Version control, also known as source control or revision control, is an essential tool in computer programming. It is a system that is used to track changes in computer code, documents, and other computer files to ensure that developers are working on the most current versions of files they need to produce quality software applications.
Version control works by automatically creating backups of computer files whenever they are changed, so developers can go back in time and review how the file content and coders have changed over time. This helps to protect against unexpected problems or bugs due to incorrect code or other errors.
Version control systems are essential for collaborative efforts in computer programming. By utilizing a version control system, multiple developers can work on the same project concurrently without running into conflicts or duplication of work. Additionally, version control systems are designed to merge changes from multiple developers. This behavior is helpful when one programmer builds off of the work of another programmer and needs to integrate their changes into a single, unified product.
The most popular version control system is known as git. Git is an open-source system that allows developers to host their work in an unlimited number of repositories, making it simple for even the largest projects to maintain version control.
In addition to providing a history of changes to computer files, version control systems also store other information about each commit. This can include notes, comments, and other information that can be used to review each change that was made, making it easier to follow the progression of changes and find potential points of failure.

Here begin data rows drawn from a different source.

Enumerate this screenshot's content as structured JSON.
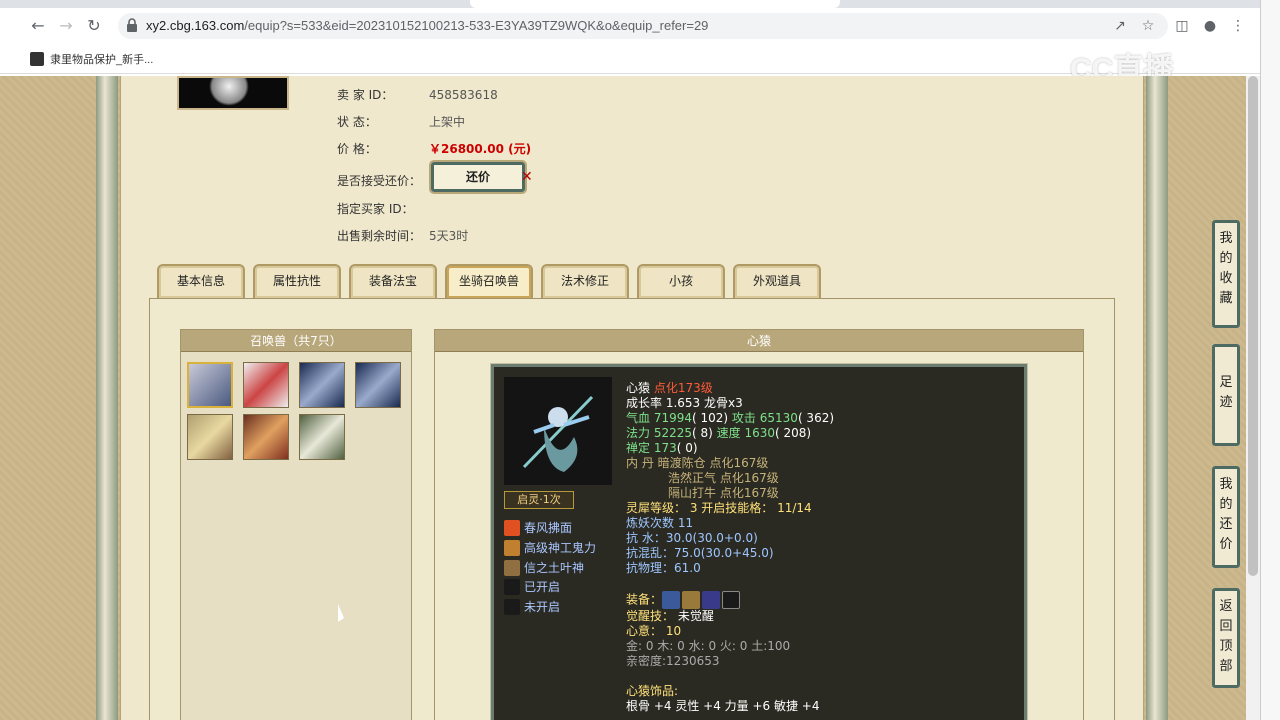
{
  "browser": {
    "url_host": "xy2.cbg.163.com",
    "url_path": "/equip?s=533&eid=202310152100213-533-E3YA39TZ9WQK&o&equip_refer=29",
    "bookmark_label": "隶里物品保护_新手..."
  },
  "watermark": "CC直播",
  "seller": {
    "id_label": "卖  家   ID：",
    "id_value": "458583618",
    "status_label": "状        态：",
    "status_value": "上架中",
    "price_label": "价        格：",
    "price_value": "￥26800.00 (元)",
    "accept_counter_label": "是否接受还价：",
    "counter_button": "还价",
    "designated_buyer_label": "指定买家 ID：",
    "time_left_label": "出售剩余时间：",
    "time_left_value": "5天3时"
  },
  "tabs": [
    {
      "label": "基本信息"
    },
    {
      "label": "属性抗性"
    },
    {
      "label": "装备法宝"
    },
    {
      "label": "坐骑召唤兽",
      "active": true
    },
    {
      "label": "法术修正"
    },
    {
      "label": "小孩"
    },
    {
      "label": "外观道具"
    }
  ],
  "pet_list": {
    "header": "召唤兽（共7只）",
    "count": 7
  },
  "detail": {
    "header": "心猿",
    "qiling": "启灵·1次",
    "skills": [
      {
        "label": "春风拂面",
        "icon": "fire-icon",
        "color": "#e05020"
      },
      {
        "label": "高级神工鬼力",
        "icon": "gear-icon",
        "color": "#c08030"
      },
      {
        "label": "信之土叶神",
        "icon": "leaf-icon",
        "color": "#907040"
      },
      {
        "label": "已开启",
        "icon": "slot-icon",
        "color": "#333"
      },
      {
        "label": "未开启",
        "icon": "slot-icon",
        "color": "#333"
      }
    ],
    "name": "心猿",
    "name_suffix": "点化173级",
    "growth": "成长率 1.653 龙骨x3",
    "hp_label": "气血 ",
    "hp": "71994",
    "hp_extra": "( 102)",
    "atk_label": " 攻击 ",
    "atk": "65130",
    "atk_extra": "( 362)",
    "mp_label": "法力 ",
    "mp": "52225",
    "mp_extra": "( 8)",
    "spd_label": " 速度 ",
    "spd": "1630",
    "spd_extra": "( 208)",
    "zen_label": "禅定 ",
    "zen": "173",
    "zen_extra": "( 0)",
    "neidan_label": "内    丹",
    "neidan": [
      "暗渡陈仓 点化167级",
      "浩然正气 点化167级",
      "隔山打牛 点化167级"
    ],
    "lingxi": "灵犀等级：  3 开启技能格：  11/14",
    "lianyao": "炼妖次数 11",
    "resist_water": "抗    水：30.0(30.0+0.0)",
    "resist_chaos": "抗混乱：75.0(30.0+45.0)",
    "resist_phys": "抗物理：61.0",
    "equip_label": "装备：",
    "awaken_label": "觉醒技：",
    "awaken_value": "未觉醒",
    "xinyi": "心意：  10",
    "elements": "金: 0 木: 0 水: 0 火: 0 土:100",
    "intimacy": "亲密度:1230653",
    "ornament_label": "心猿饰品:",
    "ornament_stats": "根骨 +4 灵性 +4 力量 +6 敏捷 +4"
  },
  "side_buttons": [
    {
      "label": "我的收藏"
    },
    {
      "label": "足迹"
    },
    {
      "label": "我的还价"
    },
    {
      "label": "返回顶部"
    }
  ],
  "colors": {
    "price": "#cc0000",
    "panel_bg": "#efe8cc",
    "card_bg": "#2a2a22"
  }
}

Overall, version control systems are a critical tool for computer programming. They allow multiple developers to work on a single project comfortably, ensure that the current version of a product is up-to-date, and provide transparency for changes so that the entire development team can stay on the same page.